NCJ Number
UCLA Law Review Volume: 27 Issue: 3 Dated: (February 1980) Pages: 757-815
R Eidson
Date Published
59 pages
The history and rationale behind statutory rape laws is discussed; the constitutionality of these laws is examined in terms of equal protection and due process, and sex-role stereotypes are highlighted.

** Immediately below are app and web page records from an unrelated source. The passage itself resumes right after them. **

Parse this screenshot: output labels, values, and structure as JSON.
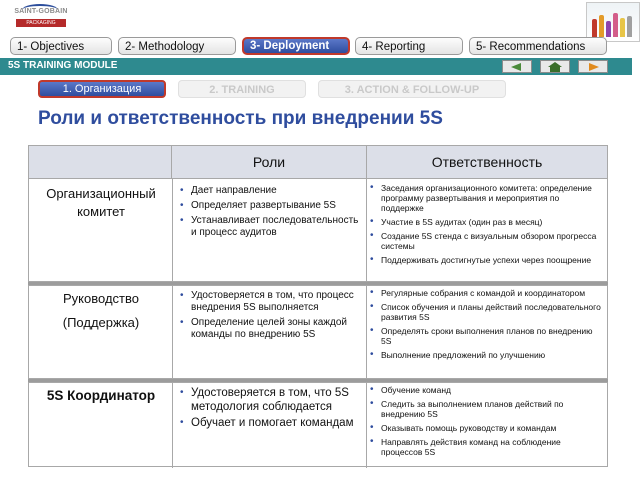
{
  "logo": {
    "brand": "SAINT-GOBAIN",
    "sub": "PACKAGING"
  },
  "nav_tabs": [
    {
      "label": "1- Objectives",
      "active": false
    },
    {
      "label": "2- Methodology",
      "active": false
    },
    {
      "label": "3- Deployment",
      "active": true
    },
    {
      "label": "4- Reporting",
      "active": false
    },
    {
      "label": "5- Recommendations",
      "active": false
    }
  ],
  "banner": {
    "title": "5S TRAINING MODULE"
  },
  "sub_tabs": [
    {
      "label": "1. Организация",
      "active": true
    },
    {
      "label": "2. TRAINING",
      "active": false
    },
    {
      "label": "3. ACTION & FOLLOW-UP",
      "active": false
    }
  ],
  "page_title": "Роли и ответственность при внедрении 5S",
  "table": {
    "headers": [
      "",
      "Роли",
      "Ответственность"
    ],
    "rows": [
      {
        "label": "Организационный комитет",
        "roles": [
          "Дает направление",
          "Определяет развертывание 5S",
          "Устанавливает последовательность и процесс аудитов"
        ],
        "responsibilities": [
          "Заседания организационного комитета: определение программу развертывания и мероприятия по поддержке",
          "Участие в 5S аудитах (один раз в месяц)",
          "Создание 5S стенда с визуальным обзором прогресса системы",
          "Поддерживать достигнутые успехи через поощрение"
        ]
      },
      {
        "label_line1": "Руководство",
        "label_line2": "(Поддержка)",
        "roles": [
          "Удостоверяется в том, что процесс внедрения 5S выполняется",
          "Определение целей зоны каждой команды по внедрению 5S"
        ],
        "responsibilities": [
          "Регулярные собрания с командой и координатором",
          "Список обучения и планы действий последовательного развития 5S",
          "Определять сроки выполнения планов по внедрению 5S",
          "Выполнение предложений по улучшению"
        ]
      },
      {
        "label": "5S Координатор",
        "roles": [
          "Удостоверяется в том, что 5S методология соблюдается",
          "Обучает и помогает командам"
        ],
        "responsibilities": [
          "Обучение команд",
          "Следить за выполнением планов действий по внедрению 5S",
          "Оказывать помощь руководству и командам",
          "Направлять действия команд на соблюдение процессов 5S"
        ]
      }
    ]
  },
  "colors": {
    "accent": "#2f4d9e",
    "banner": "#2e8a8f",
    "active_border": "#c0392b"
  },
  "icons": [
    "arrow-left-icon",
    "home-icon",
    "arrow-right-icon"
  ]
}
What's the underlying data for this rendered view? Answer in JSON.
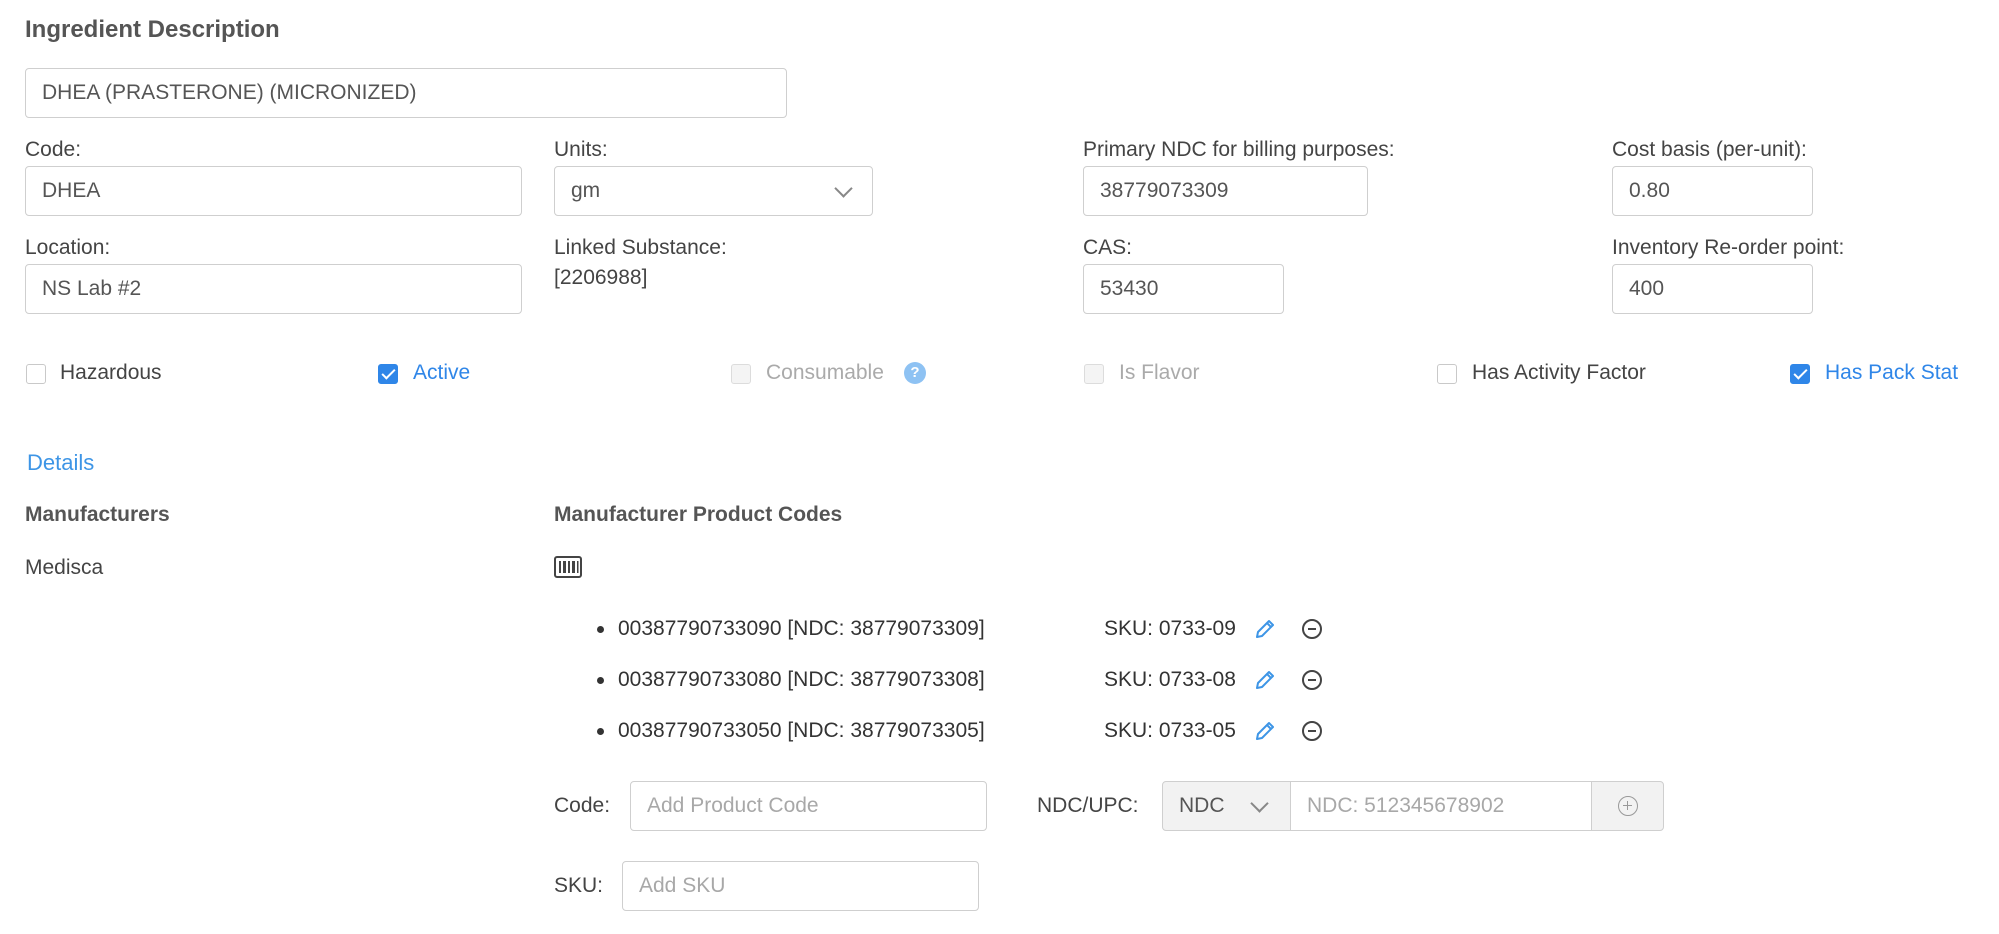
{
  "ingredient": {
    "section_title": "Ingredient Description",
    "description": "DHEA (PRASTERONE) (MICRONIZED)"
  },
  "fields": {
    "code_label": "Code:",
    "code_value": "DHEA",
    "units_label": "Units:",
    "units_value": "gm",
    "primary_ndc_label": "Primary NDC for billing purposes:",
    "primary_ndc_value": "38779073309",
    "cost_basis_label": "Cost basis (per-unit):",
    "cost_basis_value": "0.80",
    "location_label": "Location:",
    "location_value": "NS Lab #2",
    "linked_substance_label": "Linked Substance:",
    "linked_substance_value": "[2206988]",
    "cas_label": "CAS:",
    "cas_value": "53430",
    "reorder_label": "Inventory Re-order point:",
    "reorder_value": "400"
  },
  "checkboxes": {
    "hazardous": {
      "label": "Hazardous",
      "checked": false
    },
    "active": {
      "label": "Active",
      "checked": true
    },
    "consumable": {
      "label": "Consumable",
      "checked": false,
      "help": "?"
    },
    "is_flavor": {
      "label": "Is Flavor",
      "checked": false
    },
    "has_activity_factor": {
      "label": "Has Activity Factor",
      "checked": false
    },
    "has_pack_stat": {
      "label": "Has Pack Stat",
      "checked": true
    }
  },
  "details_link": "Details",
  "manufacturers": {
    "header": "Manufacturers",
    "items": [
      "Medisca"
    ]
  },
  "product_codes": {
    "header": "Manufacturer Product Codes",
    "items": [
      {
        "code": "00387790733090 [NDC: 38779073309]",
        "sku": "SKU: 0733-09"
      },
      {
        "code": "00387790733080 [NDC: 38779073308]",
        "sku": "SKU: 0733-08"
      },
      {
        "code": "00387790733050 [NDC: 38779073305]",
        "sku": "SKU: 0733-05"
      }
    ]
  },
  "add_form": {
    "code_label": "Code:",
    "code_placeholder": "Add Product Code",
    "ndc_upc_label": "NDC/UPC:",
    "type_value": "NDC",
    "ndc_placeholder": "NDC: 512345678902",
    "sku_label": "SKU:",
    "sku_placeholder": "Add SKU"
  },
  "colors": {
    "accent": "#2f86e8",
    "link": "#3d95e6"
  }
}
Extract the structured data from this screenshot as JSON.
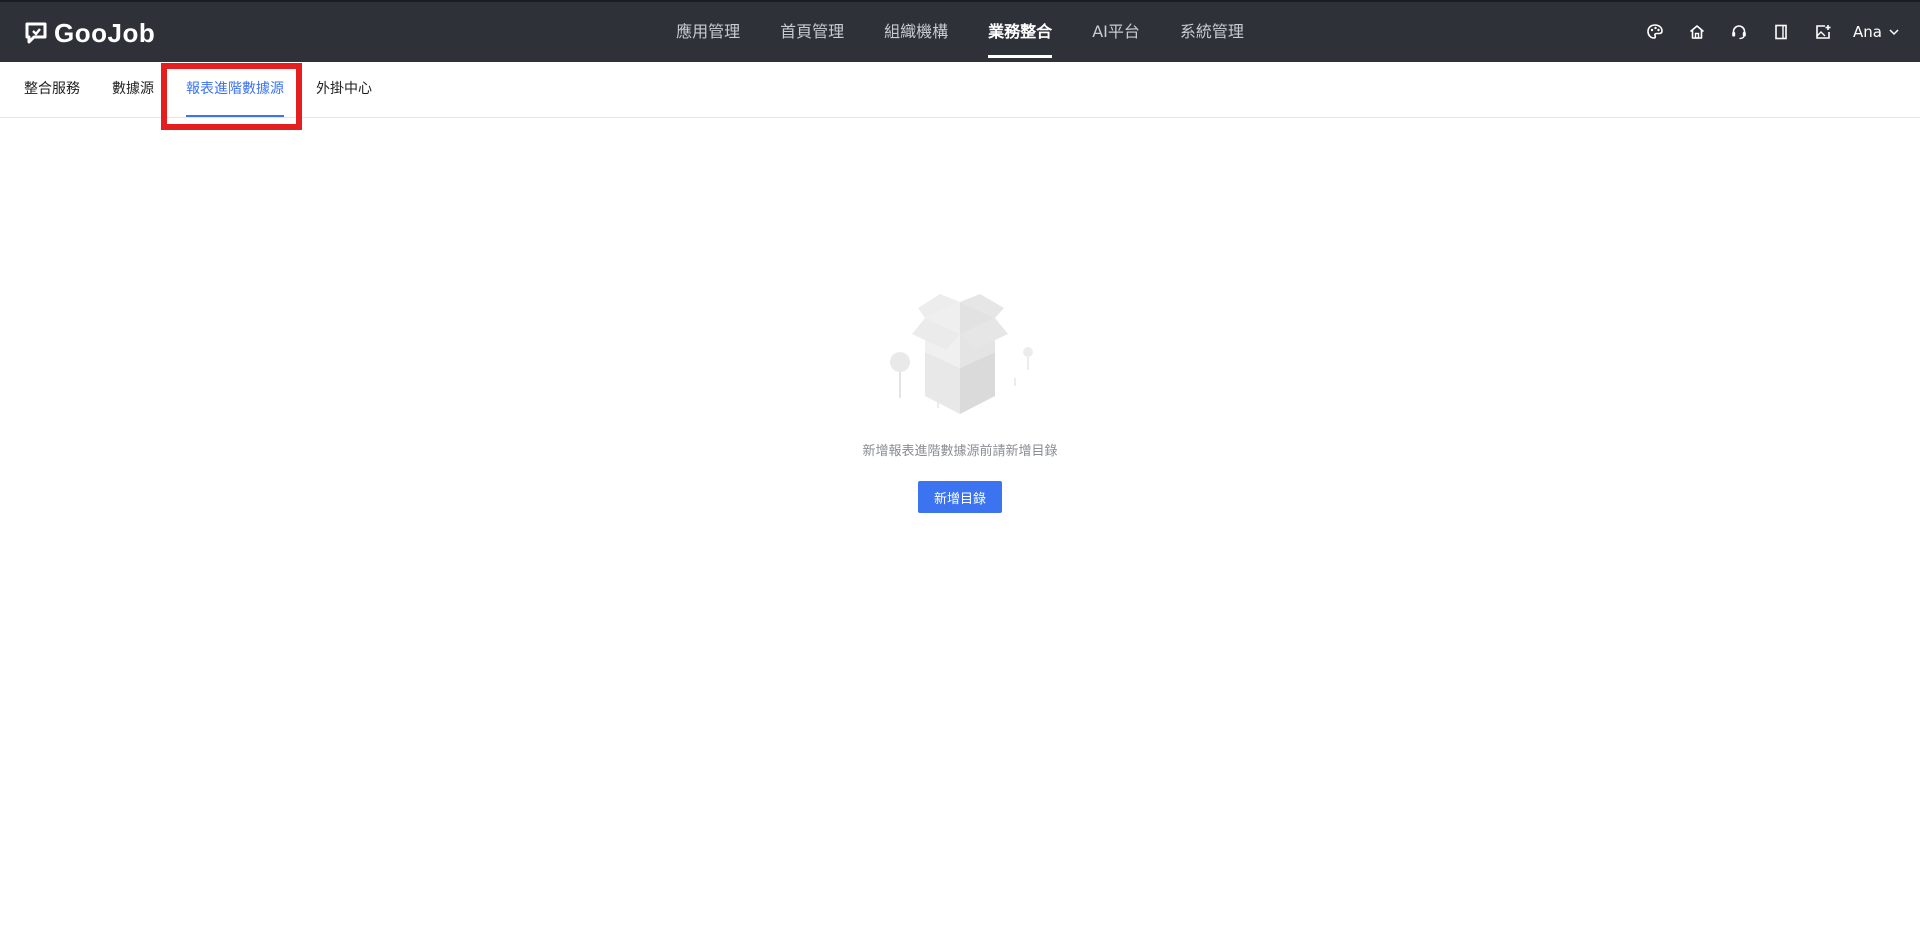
{
  "app": {
    "logo_text": "GooJob"
  },
  "main_nav": {
    "items": [
      {
        "label": "應用管理",
        "active": false
      },
      {
        "label": "首頁管理",
        "active": false
      },
      {
        "label": "組織機構",
        "active": false
      },
      {
        "label": "業務整合",
        "active": true
      },
      {
        "label": "AI平台",
        "active": false
      },
      {
        "label": "系統管理",
        "active": false
      }
    ]
  },
  "top_right": {
    "icons": [
      "palette-icon",
      "home-icon",
      "headset-icon",
      "book-icon",
      "image-add-icon"
    ],
    "user_name": "Ana"
  },
  "sub_tabs": {
    "items": [
      {
        "label": "整合服務",
        "active": false
      },
      {
        "label": "數據源",
        "active": false
      },
      {
        "label": "報表進階數據源",
        "active": true
      },
      {
        "label": "外掛中心",
        "active": false
      }
    ]
  },
  "empty_state": {
    "message": "新增報表進階數據源前請新增目錄",
    "button_label": "新增目錄"
  },
  "colors": {
    "topbar_bg": "#2e3138",
    "accent": "#3b73f0",
    "highlight": "#e51f1f"
  }
}
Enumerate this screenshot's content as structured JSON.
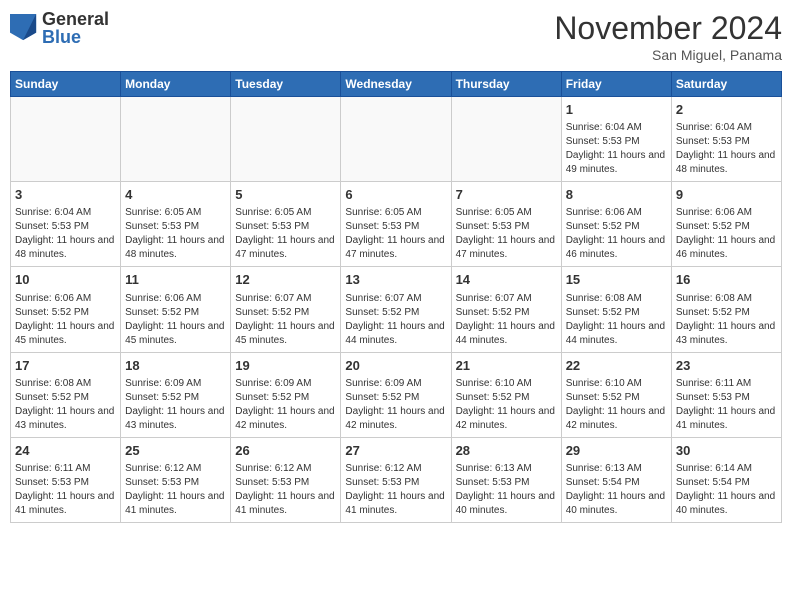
{
  "header": {
    "logo_general": "General",
    "logo_blue": "Blue",
    "month_title": "November 2024",
    "location": "San Miguel, Panama"
  },
  "calendar": {
    "days_of_week": [
      "Sunday",
      "Monday",
      "Tuesday",
      "Wednesday",
      "Thursday",
      "Friday",
      "Saturday"
    ],
    "weeks": [
      [
        {
          "day": "",
          "info": ""
        },
        {
          "day": "",
          "info": ""
        },
        {
          "day": "",
          "info": ""
        },
        {
          "day": "",
          "info": ""
        },
        {
          "day": "",
          "info": ""
        },
        {
          "day": "1",
          "info": "Sunrise: 6:04 AM\nSunset: 5:53 PM\nDaylight: 11 hours and 49 minutes."
        },
        {
          "day": "2",
          "info": "Sunrise: 6:04 AM\nSunset: 5:53 PM\nDaylight: 11 hours and 48 minutes."
        }
      ],
      [
        {
          "day": "3",
          "info": "Sunrise: 6:04 AM\nSunset: 5:53 PM\nDaylight: 11 hours and 48 minutes."
        },
        {
          "day": "4",
          "info": "Sunrise: 6:05 AM\nSunset: 5:53 PM\nDaylight: 11 hours and 48 minutes."
        },
        {
          "day": "5",
          "info": "Sunrise: 6:05 AM\nSunset: 5:53 PM\nDaylight: 11 hours and 47 minutes."
        },
        {
          "day": "6",
          "info": "Sunrise: 6:05 AM\nSunset: 5:53 PM\nDaylight: 11 hours and 47 minutes."
        },
        {
          "day": "7",
          "info": "Sunrise: 6:05 AM\nSunset: 5:53 PM\nDaylight: 11 hours and 47 minutes."
        },
        {
          "day": "8",
          "info": "Sunrise: 6:06 AM\nSunset: 5:52 PM\nDaylight: 11 hours and 46 minutes."
        },
        {
          "day": "9",
          "info": "Sunrise: 6:06 AM\nSunset: 5:52 PM\nDaylight: 11 hours and 46 minutes."
        }
      ],
      [
        {
          "day": "10",
          "info": "Sunrise: 6:06 AM\nSunset: 5:52 PM\nDaylight: 11 hours and 45 minutes."
        },
        {
          "day": "11",
          "info": "Sunrise: 6:06 AM\nSunset: 5:52 PM\nDaylight: 11 hours and 45 minutes."
        },
        {
          "day": "12",
          "info": "Sunrise: 6:07 AM\nSunset: 5:52 PM\nDaylight: 11 hours and 45 minutes."
        },
        {
          "day": "13",
          "info": "Sunrise: 6:07 AM\nSunset: 5:52 PM\nDaylight: 11 hours and 44 minutes."
        },
        {
          "day": "14",
          "info": "Sunrise: 6:07 AM\nSunset: 5:52 PM\nDaylight: 11 hours and 44 minutes."
        },
        {
          "day": "15",
          "info": "Sunrise: 6:08 AM\nSunset: 5:52 PM\nDaylight: 11 hours and 44 minutes."
        },
        {
          "day": "16",
          "info": "Sunrise: 6:08 AM\nSunset: 5:52 PM\nDaylight: 11 hours and 43 minutes."
        }
      ],
      [
        {
          "day": "17",
          "info": "Sunrise: 6:08 AM\nSunset: 5:52 PM\nDaylight: 11 hours and 43 minutes."
        },
        {
          "day": "18",
          "info": "Sunrise: 6:09 AM\nSunset: 5:52 PM\nDaylight: 11 hours and 43 minutes."
        },
        {
          "day": "19",
          "info": "Sunrise: 6:09 AM\nSunset: 5:52 PM\nDaylight: 11 hours and 42 minutes."
        },
        {
          "day": "20",
          "info": "Sunrise: 6:09 AM\nSunset: 5:52 PM\nDaylight: 11 hours and 42 minutes."
        },
        {
          "day": "21",
          "info": "Sunrise: 6:10 AM\nSunset: 5:52 PM\nDaylight: 11 hours and 42 minutes."
        },
        {
          "day": "22",
          "info": "Sunrise: 6:10 AM\nSunset: 5:52 PM\nDaylight: 11 hours and 42 minutes."
        },
        {
          "day": "23",
          "info": "Sunrise: 6:11 AM\nSunset: 5:53 PM\nDaylight: 11 hours and 41 minutes."
        }
      ],
      [
        {
          "day": "24",
          "info": "Sunrise: 6:11 AM\nSunset: 5:53 PM\nDaylight: 11 hours and 41 minutes."
        },
        {
          "day": "25",
          "info": "Sunrise: 6:12 AM\nSunset: 5:53 PM\nDaylight: 11 hours and 41 minutes."
        },
        {
          "day": "26",
          "info": "Sunrise: 6:12 AM\nSunset: 5:53 PM\nDaylight: 11 hours and 41 minutes."
        },
        {
          "day": "27",
          "info": "Sunrise: 6:12 AM\nSunset: 5:53 PM\nDaylight: 11 hours and 41 minutes."
        },
        {
          "day": "28",
          "info": "Sunrise: 6:13 AM\nSunset: 5:53 PM\nDaylight: 11 hours and 40 minutes."
        },
        {
          "day": "29",
          "info": "Sunrise: 6:13 AM\nSunset: 5:54 PM\nDaylight: 11 hours and 40 minutes."
        },
        {
          "day": "30",
          "info": "Sunrise: 6:14 AM\nSunset: 5:54 PM\nDaylight: 11 hours and 40 minutes."
        }
      ]
    ]
  }
}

The crime of statutory rape has traditionally been understood as consensual intercourse with a female under a particular age. Within the past few years, a majority of States have substantially revised their statutory rape laws, and the United States Supreme Court has recently struck down gender-based State laws that embody some aspects of sex-role sterotypes in 'Orr v. Orr' (1979). Traditionally, statutory rape laws are designed to protect young girls from consensual, nonmarital sexual intercourse. To achieve this objective, the State threatens males with criminal penalties for engaging in intercourse with underage females. Underlying the dual discrimination involved in protecting only females and punishing only males is the assumption that nonmarital intercourse is harmful for young females but not for males. Dual discrimination in such laws is justified on the grounds of preventing pregnancy and sexual exploitation. However, these justifications are in direct conflict with the fourteenth amendment guarantees of equal protection under the law. Despite this obvious conflict and the fact that several courts have expressed grave doubts about the constitutionality of statutory rape laws, only one court has actually held such a law unconstitutional in the case of 'Meloon v. Helgemore' (1977). It is suggested that a sensible aternative to traditional statutory rape law would be a gender-neutral statute with a conclusive presumption of incapacity that coincides with the approximate onset of puberty. To protect older children who may be immature, a State could appropriately set the age of consent at 16 or even 18 if the defendant would be allowed to rebut the presumption of incapacity to consent. Footnotes are included in the article.